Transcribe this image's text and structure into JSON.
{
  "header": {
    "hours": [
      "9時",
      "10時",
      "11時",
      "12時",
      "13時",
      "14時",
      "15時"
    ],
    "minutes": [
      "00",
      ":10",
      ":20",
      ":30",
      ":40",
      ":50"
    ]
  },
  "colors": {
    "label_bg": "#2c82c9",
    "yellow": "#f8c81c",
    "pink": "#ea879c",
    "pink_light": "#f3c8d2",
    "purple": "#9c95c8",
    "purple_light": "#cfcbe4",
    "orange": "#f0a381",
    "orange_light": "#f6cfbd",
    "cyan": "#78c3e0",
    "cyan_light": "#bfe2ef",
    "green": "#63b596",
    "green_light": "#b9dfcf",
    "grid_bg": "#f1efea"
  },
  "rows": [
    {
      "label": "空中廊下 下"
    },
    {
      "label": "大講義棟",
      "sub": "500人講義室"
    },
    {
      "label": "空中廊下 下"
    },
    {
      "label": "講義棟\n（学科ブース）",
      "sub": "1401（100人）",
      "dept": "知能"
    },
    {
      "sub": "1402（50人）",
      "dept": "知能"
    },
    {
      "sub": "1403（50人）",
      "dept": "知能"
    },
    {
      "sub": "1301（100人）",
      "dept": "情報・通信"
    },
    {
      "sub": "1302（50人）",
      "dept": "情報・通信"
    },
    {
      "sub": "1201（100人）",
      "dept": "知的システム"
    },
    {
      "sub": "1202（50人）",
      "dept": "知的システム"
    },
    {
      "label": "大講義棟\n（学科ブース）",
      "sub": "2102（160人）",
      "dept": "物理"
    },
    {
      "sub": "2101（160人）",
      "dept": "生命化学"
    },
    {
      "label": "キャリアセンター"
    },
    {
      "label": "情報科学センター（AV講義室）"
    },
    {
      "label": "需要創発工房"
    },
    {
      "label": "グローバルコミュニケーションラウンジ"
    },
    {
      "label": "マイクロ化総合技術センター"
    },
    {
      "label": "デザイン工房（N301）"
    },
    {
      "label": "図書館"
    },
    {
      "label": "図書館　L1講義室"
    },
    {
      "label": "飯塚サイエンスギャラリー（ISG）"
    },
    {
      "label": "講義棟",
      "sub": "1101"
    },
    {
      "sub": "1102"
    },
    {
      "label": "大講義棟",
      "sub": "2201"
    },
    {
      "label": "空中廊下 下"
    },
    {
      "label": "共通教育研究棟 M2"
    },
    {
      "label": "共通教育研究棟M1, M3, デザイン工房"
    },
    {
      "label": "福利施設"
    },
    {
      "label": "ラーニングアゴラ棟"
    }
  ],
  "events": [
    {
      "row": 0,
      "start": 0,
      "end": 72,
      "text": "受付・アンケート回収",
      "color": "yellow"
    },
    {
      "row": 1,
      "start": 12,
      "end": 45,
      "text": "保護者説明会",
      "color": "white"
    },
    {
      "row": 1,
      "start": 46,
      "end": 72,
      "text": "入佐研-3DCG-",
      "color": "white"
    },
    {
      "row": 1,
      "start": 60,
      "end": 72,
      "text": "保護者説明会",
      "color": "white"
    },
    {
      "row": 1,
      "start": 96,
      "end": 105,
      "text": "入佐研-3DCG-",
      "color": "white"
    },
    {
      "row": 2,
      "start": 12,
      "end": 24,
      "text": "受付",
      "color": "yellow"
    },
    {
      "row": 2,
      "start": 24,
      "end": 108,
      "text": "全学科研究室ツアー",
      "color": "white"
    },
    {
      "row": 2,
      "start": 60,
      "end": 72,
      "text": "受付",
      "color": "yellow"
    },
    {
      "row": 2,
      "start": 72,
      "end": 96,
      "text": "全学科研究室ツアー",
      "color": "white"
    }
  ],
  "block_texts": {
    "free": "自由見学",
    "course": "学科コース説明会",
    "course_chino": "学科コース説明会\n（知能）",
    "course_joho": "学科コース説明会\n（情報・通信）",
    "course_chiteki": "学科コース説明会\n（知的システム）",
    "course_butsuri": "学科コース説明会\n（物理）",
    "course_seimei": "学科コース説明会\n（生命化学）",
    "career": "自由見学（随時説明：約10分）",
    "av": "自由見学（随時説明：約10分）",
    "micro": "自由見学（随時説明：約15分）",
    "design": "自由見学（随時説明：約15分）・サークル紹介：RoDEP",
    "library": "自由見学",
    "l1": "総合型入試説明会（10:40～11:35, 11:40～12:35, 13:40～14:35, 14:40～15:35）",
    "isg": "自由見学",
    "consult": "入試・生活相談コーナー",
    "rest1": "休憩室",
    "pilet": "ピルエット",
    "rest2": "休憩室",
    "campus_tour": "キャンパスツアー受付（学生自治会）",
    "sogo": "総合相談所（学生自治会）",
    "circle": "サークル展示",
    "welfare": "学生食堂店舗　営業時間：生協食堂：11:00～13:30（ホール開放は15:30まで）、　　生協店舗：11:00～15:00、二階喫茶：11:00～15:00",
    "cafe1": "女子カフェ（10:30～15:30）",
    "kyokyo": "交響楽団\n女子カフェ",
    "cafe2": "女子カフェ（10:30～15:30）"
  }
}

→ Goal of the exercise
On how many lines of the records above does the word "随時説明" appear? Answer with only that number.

→ Solved exercise
4